This has launched a new wave of centre-left politics in Latin America, opposed to western-style free market economics and US-dominated globalisation. It is true that other countries, particularly in Asia, have achieved relative success without undergoing a “set menu” of reforms. But it is also true that these countries liberalised in their own way within a nondemocratic political system. Such an approach would simply not work in Latin America, one of the most democratised regions in the world.
Some polls do suggest that democracy is at risk in Latin America. For example, the Latinobarometro survey last year revealed that only 29% of Latin Americans were satisfied with democracy in their country and 55% would prefer an authoritarian regime over a democratically elected one if it delivered economic prosperity. However, at the height of social chaos in Argentina and Venezuela recently, the citizens and governments chose to follow the democratic processes stipulated in their constitutions. This illustrates another similarity between Latin America and SA. Despite the results of selected polls or the opinion of certain interest groups, democracy is firmly entrenched and is highly valued.
The problem in Latin America is not one of failing democracies or failed reforms, but rather one of weak and poorly performing governments, which are unable to implement reforms effectively and consistently, thus fostering corruption. The rising left in Latin America faces an enormous challenge. While it criticises the neoliberal economic orthodoxy, it fails to offer a viable economic alternative that will deliver foreign investment required for sustained growth.
Ideological debates in Latin America and Africa are taking place at a time when interest in these regions is dwindling, and they are being overshadowed by the success of their competitors in eastern Europe and Asia – most notably India and China.
A new generation of reforms, unassociated with the damaged Washington Consensus brand, needs to be developed. New reforms must improve the relative competitiveness of countries in Latin America against those in Asia and other emerging regions. They need to ensure policy congruency, moving away from factor-based exports that are vulnerable to international fluctuations, and diversify beyond the region’s dependence on natural resource exports by developing value-added industries. Such upgrading will also help to address the core challenges of poverty and inequality in Latin America in the long run.
The state has an active role to play, especially in education and skills development. The state is also instrumental in creating an investment-friendly environment that is bureaucratically sound and legislatively strong.

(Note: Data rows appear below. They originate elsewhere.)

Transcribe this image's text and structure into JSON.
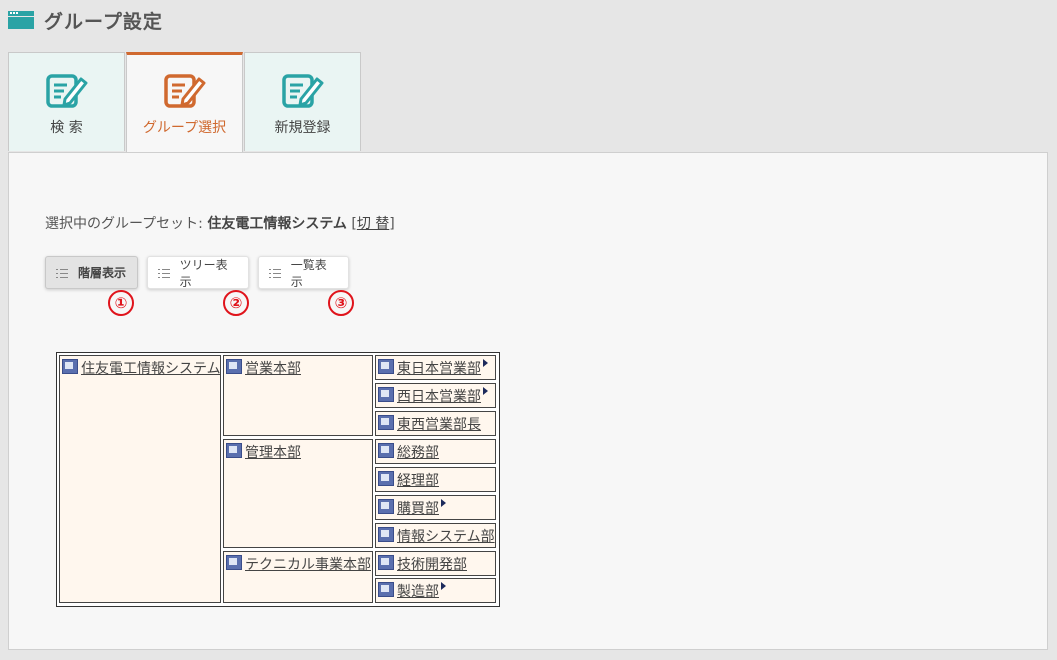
{
  "header": {
    "title": "グループ設定"
  },
  "tabs": [
    {
      "label": "検 索",
      "active": false
    },
    {
      "label": "グループ選択",
      "active": true
    },
    {
      "label": "新規登録",
      "active": false
    }
  ],
  "set_line": {
    "prefix": "選択中のグループセット: ",
    "name": "住友電工情報システム",
    "open_bracket": " [",
    "switch_label": "切 替",
    "close_bracket": "]"
  },
  "view_buttons": [
    {
      "label": "階層表示",
      "active": true,
      "marker": "①"
    },
    {
      "label": "ツリー表示",
      "active": false,
      "marker": "②"
    },
    {
      "label": "一覧表示",
      "active": false,
      "marker": "③"
    }
  ],
  "hierarchy": {
    "root": "住友電工情報システム",
    "divisions": [
      {
        "name": "営業本部",
        "departments": [
          {
            "name": "東日本営業部",
            "has_children": true
          },
          {
            "name": "西日本営業部",
            "has_children": true
          },
          {
            "name": "東西営業部長",
            "has_children": false
          }
        ]
      },
      {
        "name": "管理本部",
        "departments": [
          {
            "name": "総務部",
            "has_children": false
          },
          {
            "name": "経理部",
            "has_children": false
          },
          {
            "name": "購買部",
            "has_children": true
          },
          {
            "name": "情報システム部",
            "has_children": false
          }
        ]
      },
      {
        "name": "テクニカル事業本部",
        "departments": [
          {
            "name": "技術開発部",
            "has_children": false
          },
          {
            "name": "製造部",
            "has_children": true
          }
        ]
      }
    ]
  },
  "colors": {
    "accent": "#d0692f",
    "teal": "#2aa3a5",
    "marker": "#e0141c",
    "cell_bg": "#fff7ee"
  }
}
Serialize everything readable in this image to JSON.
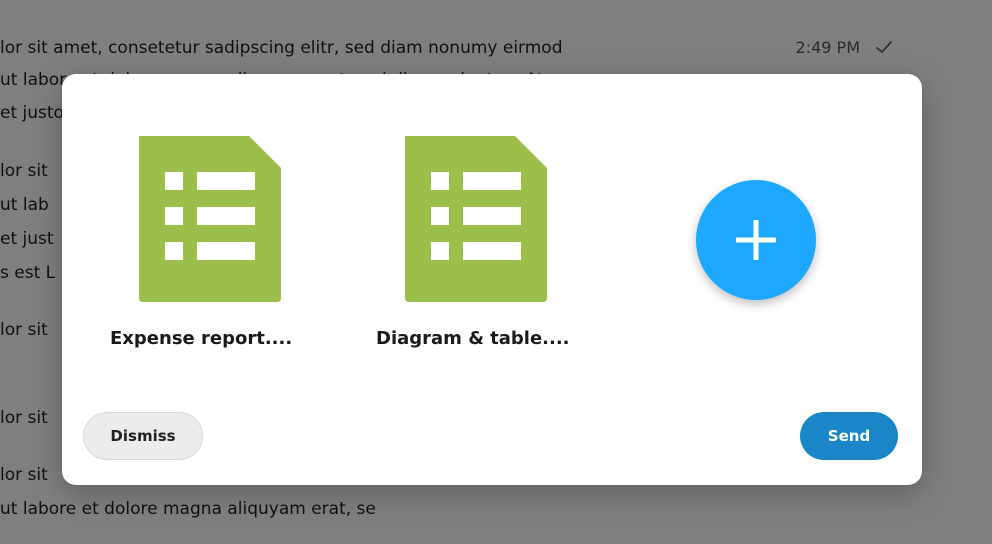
{
  "chat": {
    "lines": [
      "lor sit amet, consetetur sadipscing elitr, sed diam nonumy eirmod",
      "ut labore et dolore magna aliquyam erat, sed diam voluptua. At vero",
      "et justo duo dolores et ea rebum.",
      "lor sit",
      "ut lab",
      "et just",
      "s est L",
      "lor sit",
      "lor sit",
      "lor sit",
      "ut labore et dolore magna aliquyam erat, se"
    ],
    "time": "2:49 PM",
    "status_icon": "check-icon"
  },
  "dialog": {
    "attachments": [
      {
        "label": "Expense report....",
        "icon": "spreadsheet-file-icon",
        "color": "#9bbf4a"
      },
      {
        "label": "Diagram & table....",
        "icon": "spreadsheet-file-icon",
        "color": "#9bbf4a"
      }
    ],
    "add_button_icon": "plus-icon",
    "dismiss_label": "Dismiss",
    "send_label": "Send"
  },
  "colors": {
    "accent": "#1ea7ff",
    "send": "#1a86c7",
    "file": "#9bbf4a"
  }
}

Much emphasis in the Washington Consensus reforms was placed on market liberalisation and economic stability using short-term measures such as pegged currencies or cheap labour. By contrast, reforms should now focus on the long term. Policy makers need to be aware of the changing environment and adjust to maintain a competitive advantage over other nations.

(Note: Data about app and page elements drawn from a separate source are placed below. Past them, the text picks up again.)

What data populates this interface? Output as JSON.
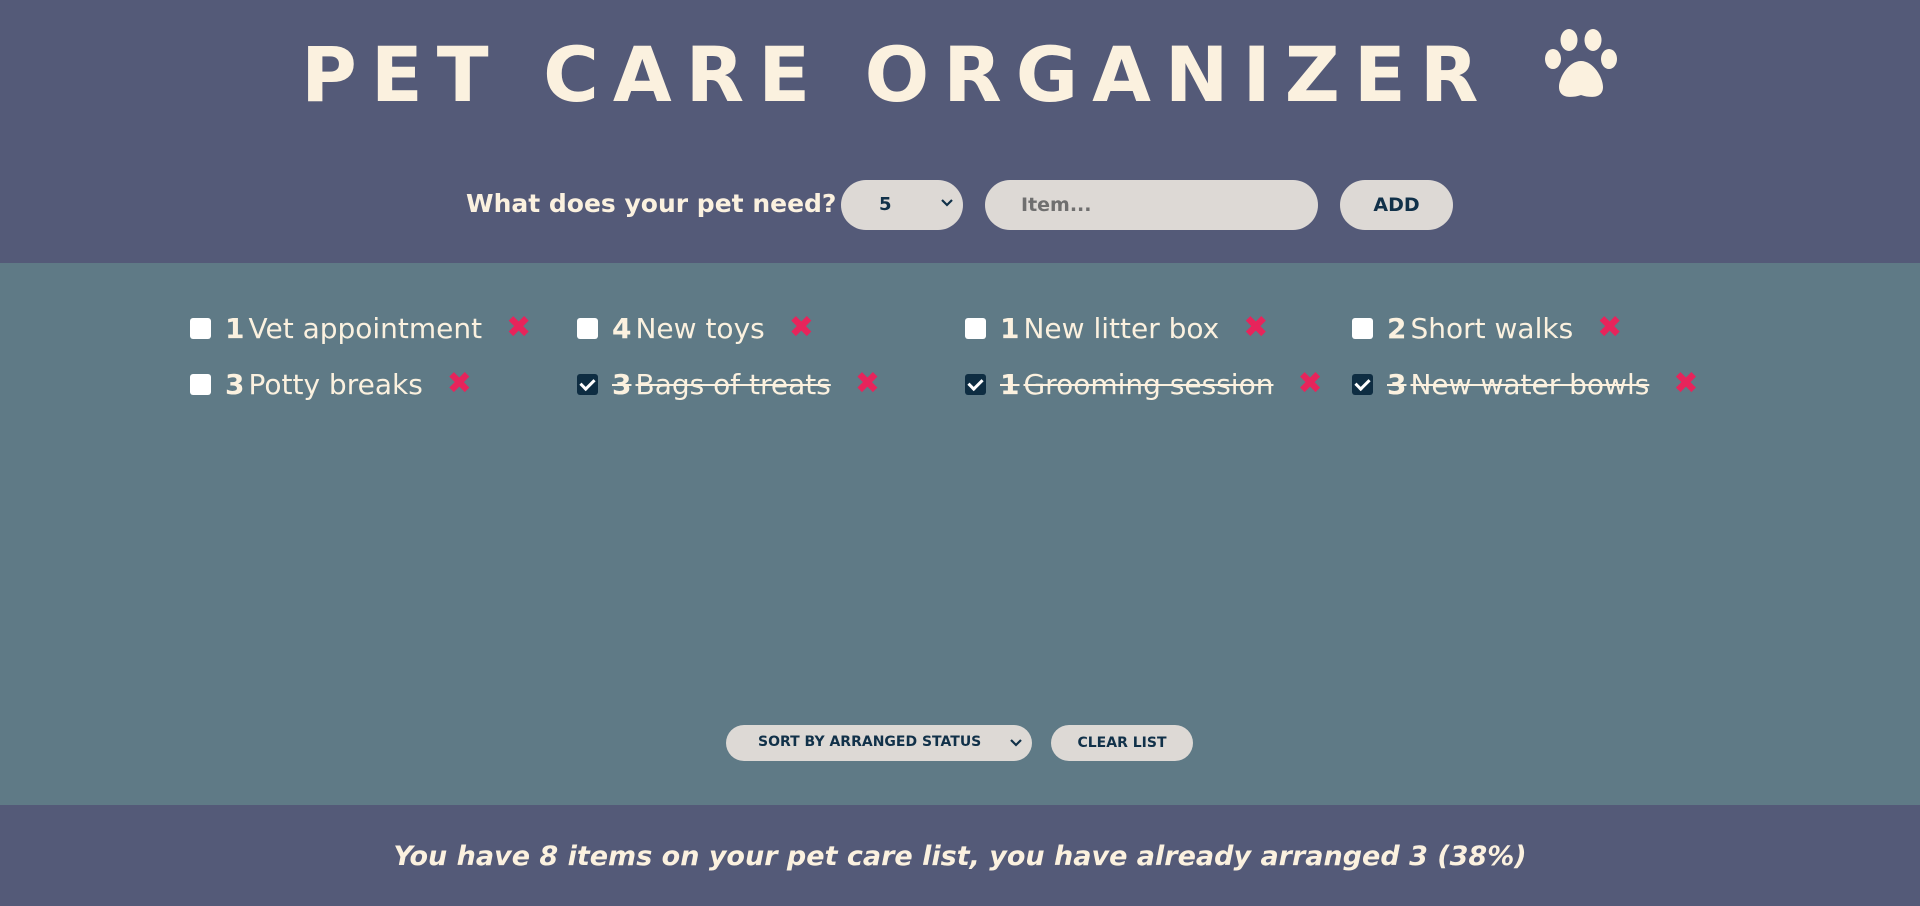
{
  "header": {
    "title": "PET CARE ORGANIZER",
    "icon": "paw-icon"
  },
  "form": {
    "label": "What does your pet need?",
    "quantity_selected": "5",
    "item_placeholder": "Item...",
    "add_label": "ADD"
  },
  "items": [
    {
      "qty": "1",
      "text": "Vet appointment",
      "packed": false
    },
    {
      "qty": "4",
      "text": "New toys",
      "packed": false
    },
    {
      "qty": "1",
      "text": "New litter box",
      "packed": false
    },
    {
      "qty": "2",
      "text": "Short walks",
      "packed": false
    },
    {
      "qty": "3",
      "text": "Potty breaks",
      "packed": false
    },
    {
      "qty": "3",
      "text": "Bags of treats",
      "packed": true
    },
    {
      "qty": "1",
      "text": "Grooming session",
      "packed": true
    },
    {
      "qty": "3",
      "text": "New water bowls",
      "packed": true
    }
  ],
  "actions": {
    "sort_selected": "SORT BY ARRANGED STATUS",
    "clear_label": "CLEAR LIST"
  },
  "footer": {
    "stats": "You have 8 items on your pet care list, you have already arranged 3 (38%)"
  },
  "colors": {
    "header_bg": "#545a78",
    "main_bg": "#5f7a86",
    "text": "#fbf1df",
    "accent_delete": "#e7245b",
    "control_bg": "#ddd9d5",
    "control_text": "#113149"
  }
}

Such reforms are also applicable to Africa. The structural adjustment programmes for Africa were largely modelled on the principles of the Washington Consensus. Rising opposition to these principles needs to be considered through the lessons from Latin America, where the incomplete implementation of reforms is possibly more to blame than the reform process itself.
Debate in Latin America and SA needs to move away from ideological rigidity to policy options for improving competitiveness against other countries. This should include a focused agenda to address the core socioeconomic challenges that are hampering real growth. After all, sound fundamentals and economic growth are worth little if they do not help to reduce poverty and create a more equal society.